Is bitcoin a means to counter authoritarian regimes?

Crypto assets are not a safe haven for one’s investments or a shield against government tyranny. In his whitepaper Bitcoin, Currencies, and Fragility, Nassim Taleb writes of the "safe haven from tyranny" thesis:

By its very nature, bitcoin is open for all to see. The belief in one’s ability to hide one’s assets from the government with a public blockchain easily triangularizable at endpoints, and not just read by the FBI but also by people in their living rooms, requires a certain lack of financial seasoning and statistical understanding — perhaps even a lack of minimal common sense. For instance a Wolfram Research specialist was able to statistically detect and triangularize "anonymous" ransom payments made by Colonial Pipeline on May 8 in 2021 — and it did not take long for the FBI to restore the funds. We can safely assume that government structures and computational power will remain stronger than those of distributed operators who, while distrusting one another, can fall prey to simple hoaxes

[..] The slogan "Escape government tyranny hence bitcoin" is similar to advertisements in the 1960s extolling the health benefits of cigarettes.

The massive power asymmetries of authoritarian regimes and their control over both traditional payment rails and domestic implies that dissidents attempting to use crypto assets to circumvent repression or capital controls will find it very difficult to move assets or cash out. Without the capacity to cash out, the efficacy of their actions is fundamentally limited to external geographic regions outside of the authoritarian regimes. Since no action can be effected internal to the regime this refutes the argument that crypto assets are an effective tool for dissidents.
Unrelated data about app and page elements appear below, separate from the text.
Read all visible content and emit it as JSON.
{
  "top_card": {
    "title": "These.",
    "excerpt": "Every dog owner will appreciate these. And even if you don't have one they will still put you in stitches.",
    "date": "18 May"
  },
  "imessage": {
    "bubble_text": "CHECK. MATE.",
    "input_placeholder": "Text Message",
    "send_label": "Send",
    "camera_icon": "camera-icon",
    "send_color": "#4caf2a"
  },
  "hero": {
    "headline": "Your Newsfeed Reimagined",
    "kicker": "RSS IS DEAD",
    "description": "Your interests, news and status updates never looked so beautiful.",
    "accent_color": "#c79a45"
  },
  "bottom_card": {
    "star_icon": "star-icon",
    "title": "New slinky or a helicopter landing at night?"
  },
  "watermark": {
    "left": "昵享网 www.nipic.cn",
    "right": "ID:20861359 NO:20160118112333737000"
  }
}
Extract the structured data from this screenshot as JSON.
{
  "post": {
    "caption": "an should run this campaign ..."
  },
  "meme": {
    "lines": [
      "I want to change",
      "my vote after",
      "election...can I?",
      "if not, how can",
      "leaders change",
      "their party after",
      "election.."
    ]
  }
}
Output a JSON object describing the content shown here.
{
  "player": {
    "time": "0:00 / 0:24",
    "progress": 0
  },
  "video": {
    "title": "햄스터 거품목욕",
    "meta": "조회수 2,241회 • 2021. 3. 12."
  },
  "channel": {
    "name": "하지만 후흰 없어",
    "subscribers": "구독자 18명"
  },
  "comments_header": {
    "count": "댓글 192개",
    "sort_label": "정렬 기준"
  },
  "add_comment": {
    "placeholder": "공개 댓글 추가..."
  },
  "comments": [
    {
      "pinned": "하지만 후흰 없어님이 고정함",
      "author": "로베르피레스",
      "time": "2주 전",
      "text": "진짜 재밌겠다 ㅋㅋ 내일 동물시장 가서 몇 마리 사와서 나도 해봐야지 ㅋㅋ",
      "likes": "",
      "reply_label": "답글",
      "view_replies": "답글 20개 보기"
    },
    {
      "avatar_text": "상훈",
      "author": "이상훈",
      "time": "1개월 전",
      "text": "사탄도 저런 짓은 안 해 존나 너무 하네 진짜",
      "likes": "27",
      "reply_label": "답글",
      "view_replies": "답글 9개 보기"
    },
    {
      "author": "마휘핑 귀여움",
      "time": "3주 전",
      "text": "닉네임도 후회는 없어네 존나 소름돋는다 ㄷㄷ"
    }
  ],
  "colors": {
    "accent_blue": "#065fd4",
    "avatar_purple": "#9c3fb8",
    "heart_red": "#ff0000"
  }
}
This is best evidenced by the Canadian convoys in 2022 which attempted to take international donations in crypto assets and found themselves and their accounts frozen by both banks and Canadian crypto exchanges which blocked transactions under illicit financing laws. This made using the donations to purchase supplies impossible and undermined the crypto assets narrative.

The complete ban of crypto assets by the People's Republic of China also does not lend credibility to the thesis that crypto assets are outside the remit of authoritarian controls and their restriction on capital movement and controls over domestic money services business.


  1. Bogost, Ian. 2017. ‘Cryptocurrency Might Be a Path to Authoritarianism’. The Atlantic 30.
  2. Taleb, Nassim Nicholas. 2021. ‘Bitcoin, Currencies, and Fragility’. ArXiv:2106.14204 [Physics, q-Fin], July.
  3. White, Molly. 2022. ‘Cryptocurrency Off-Ramps, and the Shift towards Centralization’. Molly White. 12 February 2022.
  4. Krugman, Paul. 2022. ‘The Strange Alliance of Crypto and MAGA Believers’. The New York Times, 11 January 2022, sec. Opinion.
  5. Xie, Rain. 2019. ‘Why China Had to Ban Cryptocurrency but the U.S. Did Not: A Comparative Analysis of Regulations on Crypto-Markets between the U.S. and China’. Wash. U. Global Stud. L. Rev. 18 (2): 457–89.
  6. Wang, Gangjin, Yanping Tang, Chi Xie, and Shou Chen. 2019. ‘Is Bitcoin a Safe Haven or a Hedging Asset? Evidence from China’. Journal of Management Science and Engineering 4 (3): 173–88.
  7. Ottenhof, Luke. 2021. ‘Crypto-Colonialists Use the Most Vulnerable People in the World as Guinea Pigs’. VICE Media.